=== Instructions to follow ===
The following entries are to be retyped in full, exactly as written.

=== Data records ===
────
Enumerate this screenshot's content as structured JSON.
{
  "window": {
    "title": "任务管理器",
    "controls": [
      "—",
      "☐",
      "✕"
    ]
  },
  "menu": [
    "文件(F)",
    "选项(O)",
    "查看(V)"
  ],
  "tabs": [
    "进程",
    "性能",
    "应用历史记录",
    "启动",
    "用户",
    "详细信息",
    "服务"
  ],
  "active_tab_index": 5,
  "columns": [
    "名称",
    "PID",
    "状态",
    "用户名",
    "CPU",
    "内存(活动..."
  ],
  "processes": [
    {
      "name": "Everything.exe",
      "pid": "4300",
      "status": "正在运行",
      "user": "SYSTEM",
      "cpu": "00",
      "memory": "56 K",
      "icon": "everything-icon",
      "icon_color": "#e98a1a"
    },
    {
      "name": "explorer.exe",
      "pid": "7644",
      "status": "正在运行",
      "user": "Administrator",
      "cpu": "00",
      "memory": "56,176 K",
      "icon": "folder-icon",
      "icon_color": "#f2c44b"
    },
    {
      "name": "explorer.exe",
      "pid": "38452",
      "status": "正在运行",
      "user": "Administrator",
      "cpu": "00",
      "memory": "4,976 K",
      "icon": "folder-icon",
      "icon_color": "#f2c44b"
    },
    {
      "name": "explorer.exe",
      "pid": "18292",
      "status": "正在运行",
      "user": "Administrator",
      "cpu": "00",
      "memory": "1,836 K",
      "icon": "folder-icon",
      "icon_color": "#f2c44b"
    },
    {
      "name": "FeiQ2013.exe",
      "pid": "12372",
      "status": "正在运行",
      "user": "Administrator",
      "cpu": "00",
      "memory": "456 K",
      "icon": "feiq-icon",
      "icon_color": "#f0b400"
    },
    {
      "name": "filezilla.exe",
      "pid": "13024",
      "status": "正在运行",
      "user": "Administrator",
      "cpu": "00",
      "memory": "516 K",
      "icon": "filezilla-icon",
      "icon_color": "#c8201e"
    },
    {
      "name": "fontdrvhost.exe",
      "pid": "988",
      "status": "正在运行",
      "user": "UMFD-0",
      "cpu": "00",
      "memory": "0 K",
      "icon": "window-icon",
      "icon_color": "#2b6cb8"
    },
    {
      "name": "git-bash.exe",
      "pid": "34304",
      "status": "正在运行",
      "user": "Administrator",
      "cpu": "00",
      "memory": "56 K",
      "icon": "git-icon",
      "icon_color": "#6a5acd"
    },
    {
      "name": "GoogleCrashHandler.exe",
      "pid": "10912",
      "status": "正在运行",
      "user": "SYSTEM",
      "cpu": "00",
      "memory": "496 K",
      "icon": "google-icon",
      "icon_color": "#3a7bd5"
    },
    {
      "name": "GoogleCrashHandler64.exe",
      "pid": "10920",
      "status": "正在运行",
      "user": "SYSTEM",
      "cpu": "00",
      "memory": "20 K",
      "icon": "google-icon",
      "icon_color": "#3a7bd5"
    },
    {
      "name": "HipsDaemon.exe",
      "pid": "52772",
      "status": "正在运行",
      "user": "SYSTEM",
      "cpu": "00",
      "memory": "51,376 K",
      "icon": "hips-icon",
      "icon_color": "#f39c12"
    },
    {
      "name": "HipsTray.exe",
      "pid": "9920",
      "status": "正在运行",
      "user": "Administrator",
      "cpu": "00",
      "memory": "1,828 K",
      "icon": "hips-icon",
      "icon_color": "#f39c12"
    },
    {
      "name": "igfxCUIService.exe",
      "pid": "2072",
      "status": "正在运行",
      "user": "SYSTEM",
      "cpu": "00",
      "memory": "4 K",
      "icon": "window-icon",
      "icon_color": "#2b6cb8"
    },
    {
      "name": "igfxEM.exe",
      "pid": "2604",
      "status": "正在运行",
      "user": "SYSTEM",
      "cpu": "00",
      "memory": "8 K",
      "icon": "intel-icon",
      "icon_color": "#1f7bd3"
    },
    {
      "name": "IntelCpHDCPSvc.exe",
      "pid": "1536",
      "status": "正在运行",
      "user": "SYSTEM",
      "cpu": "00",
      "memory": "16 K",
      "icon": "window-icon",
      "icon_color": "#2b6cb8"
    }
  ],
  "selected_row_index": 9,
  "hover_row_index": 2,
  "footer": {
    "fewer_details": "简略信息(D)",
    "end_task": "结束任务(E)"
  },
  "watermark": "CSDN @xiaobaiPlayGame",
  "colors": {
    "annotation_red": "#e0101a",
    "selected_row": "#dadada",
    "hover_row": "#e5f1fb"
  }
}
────
=== Answer section ===
Enumerate this screenshot's content as structured JSON.
{
  "window": {
    "title": "任务管理器",
    "controls": [
      "—",
      "☐",
      "✕"
    ]
  },
  "menu": [
    "文件(F)",
    "选项(O)",
    "查看(V)"
  ],
  "tabs": [
    "进程",
    "性能",
    "应用历史记录",
    "启动",
    "用户",
    "详细信息",
    "服务"
  ],
  "active_tab_index": 5,
  "columns": [
    "名称",
    "PID",
    "状态",
    "用户名",
    "CPU",
    "内存(活动..."
  ],
  "processes": [
    {
      "name": "Everything.exe",
      "pid": "4300",
      "status": "正在运行",
      "user": "SYSTEM",
      "cpu": "00",
      "memory": "56 K",
      "icon": "everything-icon",
      "icon_color": "#e98a1a"
    },
    {
      "name": "explorer.exe",
      "pid": "7644",
      "status": "正在运行",
      "user": "Administrator",
      "cpu": "00",
      "memory": "56,176 K",
      "icon": "folder-icon",
      "icon_color": "#f2c44b"
    },
    {
      "name": "explorer.exe",
      "pid": "38452",
      "status": "正在运行",
      "user": "Administrator",
      "cpu": "00",
      "memory": "4,976 K",
      "icon": "folder-icon",
      "icon_color": "#f2c44b"
    },
    {
      "name": "explorer.exe",
      "pid": "18292",
      "status": "正在运行",
      "user": "Administrator",
      "cpu": "00",
      "memory": "1,836 K",
      "icon": "folder-icon",
      "icon_color": "#f2c44b"
    },
    {
      "name": "FeiQ2013.exe",
      "pid": "12372",
      "status": "正在运行",
      "user": "Administrator",
      "cpu": "00",
      "memory": "456 K",
      "icon": "feiq-icon",
      "icon_color": "#f0b400"
    },
    {
      "name": "filezilla.exe",
      "pid": "13024",
      "status": "正在运行",
      "user": "Administrator",
      "cpu": "00",
      "memory": "516 K",
      "icon": "filezilla-icon",
      "icon_color": "#c8201e"
    },
    {
      "name": "fontdrvhost.exe",
      "pid": "988",
      "status": "正在运行",
      "user": "UMFD-0",
      "cpu": "00",
      "memory": "0 K",
      "icon": "window-icon",
      "icon_color": "#2b6cb8"
    },
    {
      "name": "git-bash.exe",
      "pid": "34304",
      "status": "正在运行",
      "user": "Administrator",
      "cpu": "00",
      "memory": "56 K",
      "icon": "git-icon",
      "icon_color": "#6a5acd"
    },
    {
      "name": "GoogleCrashHandler.exe",
      "pid": "10912",
      "status": "正在运行",
      "user": "SYSTEM",
      "cpu": "00",
      "memory": "496 K",
      "icon": "google-icon",
      "icon_color": "#3a7bd5"
    },
    {
      "name": "GoogleCrashHandler64.exe",
      "pid": "10920",
      "status": "正在运行",
      "user": "SYSTEM",
      "cpu": "00",
      "memory": "20 K",
      "icon": "google-icon",
      "icon_color": "#3a7bd5"
    },
    {
      "name": "HipsDaemon.exe",
      "pid": "52772",
      "status": "正在运行",
      "user": "SYSTEM",
      "cpu": "00",
      "memory": "51,376 K",
      "icon": "hips-icon",
      "icon_color": "#f39c12"
    },
    {
      "name": "HipsTray.exe",
      "pid": "9920",
      "status": "正在运行",
      "user": "Administrator",
      "cpu": "00",
      "memory": "1,828 K",
      "icon": "hips-icon",
      "icon_color": "#f39c12"
    },
    {
      "name": "igfxCUIService.exe",
      "pid": "2072",
      "status": "正在运行",
      "user": "SYSTEM",
      "cpu": "00",
      "memory": "4 K",
      "icon": "window-icon",
      "icon_color": "#2b6cb8"
    },
    {
      "name": "igfxEM.exe",
      "pid": "2604",
      "status": "正在运行",
      "user": "SYSTEM",
      "cpu": "00",
      "memory": "8 K",
      "icon": "intel-icon",
      "icon_color": "#1f7bd3"
    },
    {
      "name": "IntelCpHDCPSvc.exe",
      "pid": "1536",
      "status": "正在运行",
      "user": "SYSTEM",
      "cpu": "00",
      "memory": "16 K",
      "icon": "window-icon",
      "icon_color": "#2b6cb8"
    }
  ],
  "selected_row_index": 9,
  "hover_row_index": 2,
  "footer": {
    "fewer_details": "简略信息(D)",
    "end_task": "结束任务(E)"
  },
  "watermark": "CSDN @xiaobaiPlayGame",
  "colors": {
    "annotation_red": "#e0101a",
    "selected_row": "#dadada",
    "hover_row": "#e5f1fb"
  }
}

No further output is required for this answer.